The answer must consist of the records, repeated exactly.
▼
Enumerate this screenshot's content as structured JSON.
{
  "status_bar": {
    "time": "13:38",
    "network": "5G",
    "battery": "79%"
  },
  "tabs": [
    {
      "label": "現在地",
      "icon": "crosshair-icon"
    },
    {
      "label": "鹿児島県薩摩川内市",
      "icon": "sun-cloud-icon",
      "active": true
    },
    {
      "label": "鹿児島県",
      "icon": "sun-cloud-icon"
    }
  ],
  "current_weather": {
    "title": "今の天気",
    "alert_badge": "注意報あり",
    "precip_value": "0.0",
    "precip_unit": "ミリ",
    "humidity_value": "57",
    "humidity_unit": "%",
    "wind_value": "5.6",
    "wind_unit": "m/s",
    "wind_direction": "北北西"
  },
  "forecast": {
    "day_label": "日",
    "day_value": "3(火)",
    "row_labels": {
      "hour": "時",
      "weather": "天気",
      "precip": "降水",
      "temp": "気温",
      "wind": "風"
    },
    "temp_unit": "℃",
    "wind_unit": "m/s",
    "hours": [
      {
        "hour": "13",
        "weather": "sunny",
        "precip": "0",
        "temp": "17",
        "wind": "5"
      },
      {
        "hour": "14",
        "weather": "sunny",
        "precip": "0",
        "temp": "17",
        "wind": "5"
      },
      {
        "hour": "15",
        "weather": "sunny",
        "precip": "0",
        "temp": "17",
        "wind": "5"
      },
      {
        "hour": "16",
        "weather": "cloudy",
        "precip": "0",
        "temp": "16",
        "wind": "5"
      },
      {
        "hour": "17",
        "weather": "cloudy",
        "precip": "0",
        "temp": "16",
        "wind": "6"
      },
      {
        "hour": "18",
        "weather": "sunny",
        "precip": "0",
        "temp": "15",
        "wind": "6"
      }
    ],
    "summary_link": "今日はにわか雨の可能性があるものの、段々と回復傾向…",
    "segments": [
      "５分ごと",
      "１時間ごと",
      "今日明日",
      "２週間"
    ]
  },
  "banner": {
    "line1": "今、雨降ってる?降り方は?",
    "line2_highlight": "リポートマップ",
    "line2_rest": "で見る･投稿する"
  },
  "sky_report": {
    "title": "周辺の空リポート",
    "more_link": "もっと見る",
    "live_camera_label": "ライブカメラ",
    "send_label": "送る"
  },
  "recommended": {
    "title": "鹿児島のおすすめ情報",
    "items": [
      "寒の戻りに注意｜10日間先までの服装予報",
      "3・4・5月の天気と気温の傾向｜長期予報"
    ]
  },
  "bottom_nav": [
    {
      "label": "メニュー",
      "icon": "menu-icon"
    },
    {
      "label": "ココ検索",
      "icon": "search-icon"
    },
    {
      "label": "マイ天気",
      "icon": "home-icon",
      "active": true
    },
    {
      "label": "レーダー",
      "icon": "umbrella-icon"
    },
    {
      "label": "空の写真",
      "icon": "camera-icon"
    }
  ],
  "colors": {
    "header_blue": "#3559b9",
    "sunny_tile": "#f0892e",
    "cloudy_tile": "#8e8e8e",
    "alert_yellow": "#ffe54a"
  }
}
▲
● **TASK ANSWER**
Enumerate this screenshot's content as structured JSON.
{
  "status_bar": {
    "time": "13:38",
    "network": "5G",
    "battery": "79%"
  },
  "tabs": [
    {
      "label": "現在地",
      "icon": "crosshair-icon"
    },
    {
      "label": "鹿児島県薩摩川内市",
      "icon": "sun-cloud-icon",
      "active": true
    },
    {
      "label": "鹿児島県",
      "icon": "sun-cloud-icon"
    }
  ],
  "current_weather": {
    "title": "今の天気",
    "alert_badge": "注意報あり",
    "precip_value": "0.0",
    "precip_unit": "ミリ",
    "humidity_value": "57",
    "humidity_unit": "%",
    "wind_value": "5.6",
    "wind_unit": "m/s",
    "wind_direction": "北北西"
  },
  "forecast": {
    "day_label": "日",
    "day_value": "3(火)",
    "row_labels": {
      "hour": "時",
      "weather": "天気",
      "precip": "降水",
      "temp": "気温",
      "wind": "風"
    },
    "temp_unit": "℃",
    "wind_unit": "m/s",
    "hours": [
      {
        "hour": "13",
        "weather": "sunny",
        "precip": "0",
        "temp": "17",
        "wind": "5"
      },
      {
        "hour": "14",
        "weather": "sunny",
        "precip": "0",
        "temp": "17",
        "wind": "5"
      },
      {
        "hour": "15",
        "weather": "sunny",
        "precip": "0",
        "temp": "17",
        "wind": "5"
      },
      {
        "hour": "16",
        "weather": "cloudy",
        "precip": "0",
        "temp": "16",
        "wind": "5"
      },
      {
        "hour": "17",
        "weather": "cloudy",
        "precip": "0",
        "temp": "16",
        "wind": "6"
      },
      {
        "hour": "18",
        "weather": "sunny",
        "precip": "0",
        "temp": "15",
        "wind": "6"
      }
    ],
    "summary_link": "今日はにわか雨の可能性があるものの、段々と回復傾向…",
    "segments": [
      "５分ごと",
      "１時間ごと",
      "今日明日",
      "２週間"
    ]
  },
  "banner": {
    "line1": "今、雨降ってる?降り方は?",
    "line2_highlight": "リポートマップ",
    "line2_rest": "で見る･投稿する"
  },
  "sky_report": {
    "title": "周辺の空リポート",
    "more_link": "もっと見る",
    "live_camera_label": "ライブカメラ",
    "send_label": "送る"
  },
  "recommended": {
    "title": "鹿児島のおすすめ情報",
    "items": [
      "寒の戻りに注意｜10日間先までの服装予報",
      "3・4・5月の天気と気温の傾向｜長期予報"
    ]
  },
  "bottom_nav": [
    {
      "label": "メニュー",
      "icon": "menu-icon"
    },
    {
      "label": "ココ検索",
      "icon": "search-icon"
    },
    {
      "label": "マイ天気",
      "icon": "home-icon",
      "active": true
    },
    {
      "label": "レーダー",
      "icon": "umbrella-icon"
    },
    {
      "label": "空の写真",
      "icon": "camera-icon"
    }
  ],
  "colors": {
    "header_blue": "#3559b9",
    "sunny_tile": "#f0892e",
    "cloudy_tile": "#8e8e8e",
    "alert_yellow": "#ffe54a"
  }
}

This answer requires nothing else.